If there is a "moral" to The Wonderful Wizard of Oz, this is it: we must rely on ourselves, for we alone have the power to save ourselves. That moral is made throughout the book also with regard to Dorothy’s three companions. The Scarecrow thinks he needs brains; but whenever the four companions find themselves at an impasse, it is the Scarecrow who comes up with the clever plan to help them. The Tin Woodman thinks he needs a heart; but he is the one who is constantly worried that he may step upon a bug and harm it and who is ever in danger of rusting from his own tears because he feels such compassion for others that he freely weeps. The Cowardly Lion thinks he needs courage; but he is the one who acts bravely to save the company whenever they are threatened by danger. Dorothy’s companions, like Dorothy herself, have within themselves the qualities they are seeking. We each have everything we need; we lack only the intuition of Glinda the Good to tell us so.
The Wizard of Oz came to Baum as a kind of inspiration.
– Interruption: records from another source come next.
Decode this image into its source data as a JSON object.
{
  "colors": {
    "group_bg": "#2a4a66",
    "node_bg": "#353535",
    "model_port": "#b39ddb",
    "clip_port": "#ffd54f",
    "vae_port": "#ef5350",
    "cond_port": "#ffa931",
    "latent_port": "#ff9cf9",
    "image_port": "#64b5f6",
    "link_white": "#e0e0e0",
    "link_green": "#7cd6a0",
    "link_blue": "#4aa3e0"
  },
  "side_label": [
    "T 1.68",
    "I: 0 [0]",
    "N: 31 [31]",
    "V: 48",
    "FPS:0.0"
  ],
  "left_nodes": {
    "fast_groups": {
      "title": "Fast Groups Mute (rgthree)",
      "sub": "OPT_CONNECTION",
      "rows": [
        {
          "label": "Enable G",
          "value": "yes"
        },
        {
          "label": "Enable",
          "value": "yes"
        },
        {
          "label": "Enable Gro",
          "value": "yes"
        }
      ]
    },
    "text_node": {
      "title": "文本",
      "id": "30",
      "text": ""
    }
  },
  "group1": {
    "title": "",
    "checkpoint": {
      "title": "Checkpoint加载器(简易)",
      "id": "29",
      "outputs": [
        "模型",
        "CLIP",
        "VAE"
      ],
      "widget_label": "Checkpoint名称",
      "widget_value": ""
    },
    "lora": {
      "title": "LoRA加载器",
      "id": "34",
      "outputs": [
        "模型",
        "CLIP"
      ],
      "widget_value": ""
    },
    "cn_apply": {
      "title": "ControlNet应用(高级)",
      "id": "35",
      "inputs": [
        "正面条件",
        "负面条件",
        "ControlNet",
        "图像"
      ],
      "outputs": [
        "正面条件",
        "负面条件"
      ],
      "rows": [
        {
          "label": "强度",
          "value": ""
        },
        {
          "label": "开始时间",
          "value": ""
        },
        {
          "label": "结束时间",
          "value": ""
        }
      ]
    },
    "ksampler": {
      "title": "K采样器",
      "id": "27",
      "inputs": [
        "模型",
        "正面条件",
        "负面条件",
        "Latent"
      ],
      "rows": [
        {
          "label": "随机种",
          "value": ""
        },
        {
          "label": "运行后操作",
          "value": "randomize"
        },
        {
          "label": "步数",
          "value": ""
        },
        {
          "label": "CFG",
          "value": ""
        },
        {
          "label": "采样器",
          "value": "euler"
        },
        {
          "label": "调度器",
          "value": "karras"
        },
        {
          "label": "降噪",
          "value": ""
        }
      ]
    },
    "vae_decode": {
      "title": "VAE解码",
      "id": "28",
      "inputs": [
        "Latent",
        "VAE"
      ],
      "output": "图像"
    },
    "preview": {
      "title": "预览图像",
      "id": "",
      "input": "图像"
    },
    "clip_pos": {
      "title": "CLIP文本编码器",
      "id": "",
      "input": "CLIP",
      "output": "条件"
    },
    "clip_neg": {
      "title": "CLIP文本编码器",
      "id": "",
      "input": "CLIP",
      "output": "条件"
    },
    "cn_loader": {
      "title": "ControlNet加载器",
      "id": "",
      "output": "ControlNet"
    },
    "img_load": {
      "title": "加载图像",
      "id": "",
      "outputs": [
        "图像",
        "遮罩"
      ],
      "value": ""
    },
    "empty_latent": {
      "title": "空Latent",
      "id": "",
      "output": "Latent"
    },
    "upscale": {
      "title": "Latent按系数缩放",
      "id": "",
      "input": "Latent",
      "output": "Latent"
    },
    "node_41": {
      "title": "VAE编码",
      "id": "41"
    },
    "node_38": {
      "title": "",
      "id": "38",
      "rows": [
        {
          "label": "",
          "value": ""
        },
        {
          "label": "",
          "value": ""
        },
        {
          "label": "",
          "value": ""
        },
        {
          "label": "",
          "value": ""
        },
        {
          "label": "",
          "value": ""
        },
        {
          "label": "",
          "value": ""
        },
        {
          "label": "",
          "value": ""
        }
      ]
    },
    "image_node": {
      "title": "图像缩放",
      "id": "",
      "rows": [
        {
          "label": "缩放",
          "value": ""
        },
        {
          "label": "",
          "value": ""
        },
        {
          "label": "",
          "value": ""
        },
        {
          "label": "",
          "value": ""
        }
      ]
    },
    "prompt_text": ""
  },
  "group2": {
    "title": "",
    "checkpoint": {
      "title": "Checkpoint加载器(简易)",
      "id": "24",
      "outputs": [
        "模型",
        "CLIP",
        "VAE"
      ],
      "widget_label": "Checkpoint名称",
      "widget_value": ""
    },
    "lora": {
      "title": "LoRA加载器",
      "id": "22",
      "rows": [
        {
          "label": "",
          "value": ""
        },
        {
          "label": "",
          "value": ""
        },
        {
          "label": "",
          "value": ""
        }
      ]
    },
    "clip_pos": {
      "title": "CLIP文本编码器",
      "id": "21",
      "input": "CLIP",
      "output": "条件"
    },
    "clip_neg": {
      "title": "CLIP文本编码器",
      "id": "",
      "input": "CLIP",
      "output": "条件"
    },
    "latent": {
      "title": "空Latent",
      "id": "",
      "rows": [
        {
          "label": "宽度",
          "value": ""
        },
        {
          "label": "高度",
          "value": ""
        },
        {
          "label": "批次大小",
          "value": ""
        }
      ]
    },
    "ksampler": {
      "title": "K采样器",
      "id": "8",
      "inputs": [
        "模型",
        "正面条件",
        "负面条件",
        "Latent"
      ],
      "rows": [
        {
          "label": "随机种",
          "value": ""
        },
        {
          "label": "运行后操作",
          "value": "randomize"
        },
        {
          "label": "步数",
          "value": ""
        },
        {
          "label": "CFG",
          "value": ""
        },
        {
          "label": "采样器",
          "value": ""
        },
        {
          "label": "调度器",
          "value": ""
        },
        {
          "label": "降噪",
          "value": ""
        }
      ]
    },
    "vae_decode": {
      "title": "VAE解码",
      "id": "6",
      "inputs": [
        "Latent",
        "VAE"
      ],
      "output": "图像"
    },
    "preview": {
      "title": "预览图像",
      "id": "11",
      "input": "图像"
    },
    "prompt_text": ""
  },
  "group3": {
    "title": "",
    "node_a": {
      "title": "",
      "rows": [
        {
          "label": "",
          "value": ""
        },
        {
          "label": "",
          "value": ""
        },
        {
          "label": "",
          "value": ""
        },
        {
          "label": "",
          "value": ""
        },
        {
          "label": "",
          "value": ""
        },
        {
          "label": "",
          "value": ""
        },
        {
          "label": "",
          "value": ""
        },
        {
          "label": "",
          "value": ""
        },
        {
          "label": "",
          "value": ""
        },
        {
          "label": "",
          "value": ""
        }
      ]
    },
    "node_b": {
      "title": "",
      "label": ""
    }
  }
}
Baum was a remarkably motherly man. He looked after his children--all boys--in their sicknesses and accidents; he comforted them in their sorrows. He told them bedtime stories. Baum’s stories became so famous that neighboring children would come to the Baum house every day to hear the evening tale. One evening a story came to Baum that he recognized as having great potential; so after the children were put to bed, he jotted down the essentials of the story on such scrap paper as he had at hand. The result was the outline of The Wonderful Wizard of Oz. In later years, when asked how he had written the book, Baum said:
It was pure inspiration.... It came to me right out of the blue. I think that sometimes the Great Author has a message to get across and He has to use the instrument at hand. I happened to be that medium, and I believe the magic key was given me to open the doors to sympathy and understanding, joy, peace and happiness.1
Baum certainly did not set out to write an allegory, but he was inspired to write a story that, like all good fairy tales, has depths of meaning of which the writer himself would have been only dimly aware. Baum’s membership in the Theosophical Society and his background and beliefs were such as to fit him for the writing of a fairy tale filled with the Ancient Wisdom, as is The Wonderful Wizard of Oz.
H. P. Blavatsky once wrote that the ancient Theosophists were called analogists because of their custom of interpreting all scriptures and sacred symbols as metaphors for an inner reality. It is precisely in this way that fairy tales, traditional ones and modern ones alike, are of value. Fairy tales are analogs of Truth. When we have "comprehended their hidden meaning" (as HPB said), we have seen into ourselves and recognized our own powers and potentials. We have learned that upon our feet are silver shoes that can carry us home whenever we will use them. For home is here, Kansas is Oz, heaven is all about us, waiting only for us to recognize it. That is the Ancient Wisdom in all fairy tales.
Cited by Michael Patrick Hearn, ed., The Annotated Wizard of Oz (New York: Clarkson N. Potter, 1973), 73.